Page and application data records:
■ ■ ■

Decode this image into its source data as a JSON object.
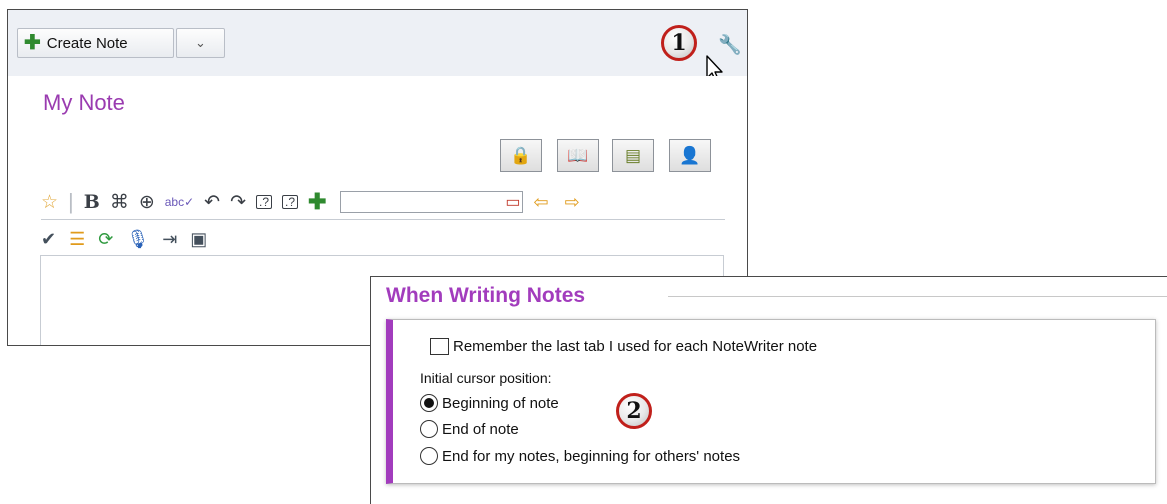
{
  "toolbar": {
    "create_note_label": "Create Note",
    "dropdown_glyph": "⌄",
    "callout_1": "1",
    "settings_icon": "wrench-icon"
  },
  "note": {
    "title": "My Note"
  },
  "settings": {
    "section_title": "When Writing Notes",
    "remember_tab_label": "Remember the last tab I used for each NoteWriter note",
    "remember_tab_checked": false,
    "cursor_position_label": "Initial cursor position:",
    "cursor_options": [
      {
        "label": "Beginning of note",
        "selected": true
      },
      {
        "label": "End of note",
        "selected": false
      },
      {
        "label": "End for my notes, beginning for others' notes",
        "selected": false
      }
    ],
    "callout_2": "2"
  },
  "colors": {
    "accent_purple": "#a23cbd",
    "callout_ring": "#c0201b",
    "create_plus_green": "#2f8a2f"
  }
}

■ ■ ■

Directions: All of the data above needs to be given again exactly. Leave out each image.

Finished task:
Decode this image into its source data as a JSON object.
{
  "toolbar": {
    "create_note_label": "Create Note",
    "dropdown_glyph": "⌄",
    "callout_1": "1",
    "settings_icon": "wrench-icon"
  },
  "note": {
    "title": "My Note"
  },
  "settings": {
    "section_title": "When Writing Notes",
    "remember_tab_label": "Remember the last tab I used for each NoteWriter note",
    "remember_tab_checked": false,
    "cursor_position_label": "Initial cursor position:",
    "cursor_options": [
      {
        "label": "Beginning of note",
        "selected": true
      },
      {
        "label": "End of note",
        "selected": false
      },
      {
        "label": "End for my notes, beginning for others' notes",
        "selected": false
      }
    ],
    "callout_2": "2"
  },
  "colors": {
    "accent_purple": "#a23cbd",
    "callout_ring": "#c0201b",
    "create_plus_green": "#2f8a2f"
  }
}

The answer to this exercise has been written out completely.